Top positive review
Wonderful, except for the ending
Reviewed in the United States on June 23, 2019
The film opens with Bonnie, the lucky little girl who inherited Andy's toys, nervously getting ready for orientation at her first day in kindergarten. Woody's (Tom Hanks) not being played with very much anymore, but he clearly sees her apprehension. He decides to stowaway in her backpack to keep an eye on her. Once at school, Bonnie is uneasy in the unfamiliar environment. When she attempts to make a friend and is promptly rebuffed, Woody springs into action. He rifles through a nearby wastepaper basket and quickly fishes out a spork and some crafting supplies. He tosses the items in front of Bonnie while she's distracted, and then dives out of sight and into her backpack. Bonnie suddenly notices the supplies and creates Forky (Tony Hale), complete with mismatched eyes, a red unibrow, blue mouth, pipe cleaner arms and popsicle sticks for feet attached to play-doh or quite possibly discarded gum. Woody is instantly relieved when he sees that Bonnie's mood turns around by the creation of Forky.

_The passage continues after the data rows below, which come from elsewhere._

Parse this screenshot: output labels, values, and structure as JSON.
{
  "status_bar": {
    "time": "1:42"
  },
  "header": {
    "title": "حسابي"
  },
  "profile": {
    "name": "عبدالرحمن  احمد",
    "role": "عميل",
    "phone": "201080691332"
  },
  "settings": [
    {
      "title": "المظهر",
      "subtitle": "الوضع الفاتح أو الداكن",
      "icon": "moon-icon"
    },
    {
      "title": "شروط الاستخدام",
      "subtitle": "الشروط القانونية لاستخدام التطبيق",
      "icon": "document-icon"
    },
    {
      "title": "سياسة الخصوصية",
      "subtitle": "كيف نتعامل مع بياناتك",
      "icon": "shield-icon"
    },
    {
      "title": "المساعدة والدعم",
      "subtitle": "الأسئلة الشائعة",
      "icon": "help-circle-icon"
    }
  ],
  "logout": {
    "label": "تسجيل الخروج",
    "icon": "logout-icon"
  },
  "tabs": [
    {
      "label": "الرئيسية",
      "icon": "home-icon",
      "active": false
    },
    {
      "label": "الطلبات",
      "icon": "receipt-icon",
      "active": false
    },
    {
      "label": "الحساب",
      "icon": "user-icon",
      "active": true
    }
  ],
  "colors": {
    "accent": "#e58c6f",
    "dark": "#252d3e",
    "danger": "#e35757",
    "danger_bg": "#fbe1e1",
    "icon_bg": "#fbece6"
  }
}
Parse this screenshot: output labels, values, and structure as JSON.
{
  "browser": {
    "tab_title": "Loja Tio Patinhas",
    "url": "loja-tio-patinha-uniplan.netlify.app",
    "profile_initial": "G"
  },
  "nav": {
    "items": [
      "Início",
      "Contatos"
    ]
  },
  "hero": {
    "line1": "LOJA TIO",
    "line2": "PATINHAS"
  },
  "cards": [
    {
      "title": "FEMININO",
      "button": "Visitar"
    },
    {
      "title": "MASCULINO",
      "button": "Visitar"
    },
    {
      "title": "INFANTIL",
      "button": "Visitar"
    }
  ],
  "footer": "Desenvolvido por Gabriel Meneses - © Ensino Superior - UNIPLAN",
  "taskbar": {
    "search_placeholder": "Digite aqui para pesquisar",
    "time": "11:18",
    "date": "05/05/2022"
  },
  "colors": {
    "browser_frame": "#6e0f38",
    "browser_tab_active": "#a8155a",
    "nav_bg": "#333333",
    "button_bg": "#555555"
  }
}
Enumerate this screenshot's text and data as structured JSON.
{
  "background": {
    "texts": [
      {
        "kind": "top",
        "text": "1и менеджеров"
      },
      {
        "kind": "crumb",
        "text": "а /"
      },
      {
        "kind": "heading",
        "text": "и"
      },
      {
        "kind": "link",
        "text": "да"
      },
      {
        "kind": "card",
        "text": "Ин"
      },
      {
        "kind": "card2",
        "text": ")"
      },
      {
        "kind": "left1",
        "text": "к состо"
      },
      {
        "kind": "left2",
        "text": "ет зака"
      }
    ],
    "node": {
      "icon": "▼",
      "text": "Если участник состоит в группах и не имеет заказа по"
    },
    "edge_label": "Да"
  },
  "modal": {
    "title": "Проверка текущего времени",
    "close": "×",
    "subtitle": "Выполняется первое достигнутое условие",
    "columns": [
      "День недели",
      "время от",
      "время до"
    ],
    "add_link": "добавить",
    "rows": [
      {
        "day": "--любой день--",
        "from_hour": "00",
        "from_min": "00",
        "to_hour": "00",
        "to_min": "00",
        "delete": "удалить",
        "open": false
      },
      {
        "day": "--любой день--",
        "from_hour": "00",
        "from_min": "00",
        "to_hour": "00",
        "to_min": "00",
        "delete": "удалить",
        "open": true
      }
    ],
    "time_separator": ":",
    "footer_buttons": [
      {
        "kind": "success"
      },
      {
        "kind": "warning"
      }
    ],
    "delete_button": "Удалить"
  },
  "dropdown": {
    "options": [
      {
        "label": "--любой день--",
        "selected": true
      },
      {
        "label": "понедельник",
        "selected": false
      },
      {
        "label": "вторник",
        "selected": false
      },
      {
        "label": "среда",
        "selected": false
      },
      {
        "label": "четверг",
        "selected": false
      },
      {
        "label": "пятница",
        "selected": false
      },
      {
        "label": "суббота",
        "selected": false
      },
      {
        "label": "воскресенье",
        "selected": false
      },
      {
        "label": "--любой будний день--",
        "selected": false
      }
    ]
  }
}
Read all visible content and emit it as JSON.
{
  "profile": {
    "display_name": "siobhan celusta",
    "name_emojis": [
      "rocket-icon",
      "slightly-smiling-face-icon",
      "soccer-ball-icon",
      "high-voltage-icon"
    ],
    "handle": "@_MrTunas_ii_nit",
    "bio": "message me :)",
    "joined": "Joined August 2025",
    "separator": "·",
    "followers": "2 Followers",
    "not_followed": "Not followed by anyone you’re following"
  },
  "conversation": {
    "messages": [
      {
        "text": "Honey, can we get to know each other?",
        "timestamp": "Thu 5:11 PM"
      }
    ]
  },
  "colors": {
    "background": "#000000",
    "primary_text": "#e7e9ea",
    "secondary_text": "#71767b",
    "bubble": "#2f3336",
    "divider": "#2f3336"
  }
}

When her parents inform her that they're going on a road trip, Bonnie decides to bring every single one of the toys along for the ride in their RV. In the meantime, Woody immediately takes Forky under his wing. He spends much of his time trying to keep his new friend from tossing himself into garbage cans. The spork declares himself trash and calmly explains to Woody that the cans make him feel safe and warm. The lovable cowboy tries to extol the importance of being a child's toy and that Forky is a toy, just like the rest of them. When the friends are separated from the rest of the group during the trip, they forge a friendship that neither one expected.
Great performances by Christina Hendricks (Gabby Gabby), Keanu Reeves (Duke Caboom) Keegan-Michael Key and Jordan Peele (Ducky and Bunny), as well as the old familiar friends, Tim Allen (Buzz Lightyear), Joan Cusack (Jessie), Wallace Shawn (Rex), John Ratzenberger (Hamm), and Estelle Harris (Mrs. Potato Head). It's a rich, deep story, one filled with metaphors that will go over a child's head, but as an adult, you'll notice them and understand. Without spoiling anything, my heart literally sank at the ending, completely out of left field, of what has been ingrained in our minds all of these years. Some people will disagree, and some won't. Worth a watch regardless.